The report, produced by the New Jersey-based company, analyzed 12 gaming scenarios provided by the Florida Legislature in anticipation of an attempt by lawmakers to rewrite the existing law. The Florida Senate Gaming Committee, for example, will conduct the second of four hearings on the issue, in Lakeland tomorrow afternoon.
It offers many insights for policymakers, including Gov. Rick Scott, who will be in charge of renegotiating the gaming compact with the Seminole Tribe of Florida, if he choses to start the talks next year, before the portion of the company regulating table games expires in 2015.
Spectrum notes, for example, that allowing the tribe to continue to have exclusive operation of table games in Florida "could widen the revenue gap between the Seminole casinos and the pari-mutuel casinos, creating deterioration of operating performance for the pari-mutuels."
Here are some of the report's other conclusions:
* Legislators own this problem: "Intentionally or not, the policies established by lawmakers – or the lack thereof – play a critical role in the evolution and expansion of gaming....The industry rarely shrinks, and quite often, expands as a result of expansion."
* Gaming will continue to expand: "The combination of consumer acceptance, technological advances and government desire for revenue will continue to cause further gaming expansion...Expansion comes at a cost, both internally to the industry and externally to society.
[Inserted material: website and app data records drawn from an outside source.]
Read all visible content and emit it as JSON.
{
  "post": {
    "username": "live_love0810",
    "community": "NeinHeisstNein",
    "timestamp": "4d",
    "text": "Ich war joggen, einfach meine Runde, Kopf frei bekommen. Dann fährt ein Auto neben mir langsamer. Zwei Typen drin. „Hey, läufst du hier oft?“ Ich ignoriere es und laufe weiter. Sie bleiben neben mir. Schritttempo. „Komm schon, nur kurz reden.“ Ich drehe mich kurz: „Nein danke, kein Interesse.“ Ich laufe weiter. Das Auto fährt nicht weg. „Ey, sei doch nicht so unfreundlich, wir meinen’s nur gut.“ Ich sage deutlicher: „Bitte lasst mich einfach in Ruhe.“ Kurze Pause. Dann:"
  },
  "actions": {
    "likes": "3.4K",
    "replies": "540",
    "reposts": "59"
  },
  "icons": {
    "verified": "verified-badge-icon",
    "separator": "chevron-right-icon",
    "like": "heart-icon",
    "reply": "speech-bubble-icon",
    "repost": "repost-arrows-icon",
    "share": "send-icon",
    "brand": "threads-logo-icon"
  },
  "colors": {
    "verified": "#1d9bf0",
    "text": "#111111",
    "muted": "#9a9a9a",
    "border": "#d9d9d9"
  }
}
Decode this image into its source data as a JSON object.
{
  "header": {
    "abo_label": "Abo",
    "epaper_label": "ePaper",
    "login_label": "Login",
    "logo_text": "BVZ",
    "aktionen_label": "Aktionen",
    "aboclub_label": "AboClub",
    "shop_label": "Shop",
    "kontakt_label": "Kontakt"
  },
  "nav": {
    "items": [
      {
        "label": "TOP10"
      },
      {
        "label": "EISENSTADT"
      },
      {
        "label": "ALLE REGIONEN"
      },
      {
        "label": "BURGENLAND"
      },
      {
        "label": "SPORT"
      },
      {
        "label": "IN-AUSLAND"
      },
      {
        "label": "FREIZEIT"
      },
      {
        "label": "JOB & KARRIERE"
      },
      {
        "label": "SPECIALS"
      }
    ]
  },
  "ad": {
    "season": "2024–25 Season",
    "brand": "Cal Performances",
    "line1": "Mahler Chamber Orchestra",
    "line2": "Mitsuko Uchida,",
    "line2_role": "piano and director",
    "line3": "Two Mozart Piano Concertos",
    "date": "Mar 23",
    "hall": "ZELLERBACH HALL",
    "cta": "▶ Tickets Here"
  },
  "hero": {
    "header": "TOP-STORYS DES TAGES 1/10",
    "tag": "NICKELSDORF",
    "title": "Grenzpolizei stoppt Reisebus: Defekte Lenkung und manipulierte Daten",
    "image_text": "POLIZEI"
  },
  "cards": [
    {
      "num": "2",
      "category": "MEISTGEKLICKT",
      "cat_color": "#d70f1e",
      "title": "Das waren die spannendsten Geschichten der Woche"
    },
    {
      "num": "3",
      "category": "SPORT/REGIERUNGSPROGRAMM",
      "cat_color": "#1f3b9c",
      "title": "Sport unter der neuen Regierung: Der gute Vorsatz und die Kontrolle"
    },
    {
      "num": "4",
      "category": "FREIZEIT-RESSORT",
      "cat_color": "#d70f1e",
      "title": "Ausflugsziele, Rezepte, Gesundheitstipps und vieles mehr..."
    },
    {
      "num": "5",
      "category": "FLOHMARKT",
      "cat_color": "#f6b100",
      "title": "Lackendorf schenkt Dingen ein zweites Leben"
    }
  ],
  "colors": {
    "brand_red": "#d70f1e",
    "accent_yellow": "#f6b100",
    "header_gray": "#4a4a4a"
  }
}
Expansion runs the risk of cannibalizing certain types of gambling – notably the pari-mutuel industry, which has long been in decline both nationally and in Florida – and it will sharpen the debate about how much is too much."
* Internet gambling poses huge threats to the status quo: "The expanding global industry generates an estimated $34 billion in revenues last year." If Congress legalizes Internet gambling, Florida would become the third largest market with $786 million in activity.
* Casinos will increase competition: "While it is difficult to determine with any level of precision which businesses will win and which will lose in such competitive battles, there is one over-arching certainty with respect to substitution, and that holds true for tourism in general, as well as for gaming: The dollar-for-dollar substitution with local businesses will be less pronounced and less impactful if new businesses – be they casinos or other attractions – help attract visitors and dollars from outside Florida."
* Casinos are no different than expanding any other business: "Based on our evaluation of the data and our projections, our conclusion is that casinos play the same role that other businesses do in a local economy. Since they rely on mutually beneficial voluntary transactions with consumers, both parties to the transaction benefit (i.e., the casino makes a profit, and casino patrons enjoy casino entertainment), and this activity is the foundation to economic development. In this sense, casinos can play as important role in the development of a local economy as any other firm. To their advantage, of course, is their ability to attract tourists who might not otherwise visit a region. Of course, there are also potential negative consequences to expanding legalized gambling in Florida..."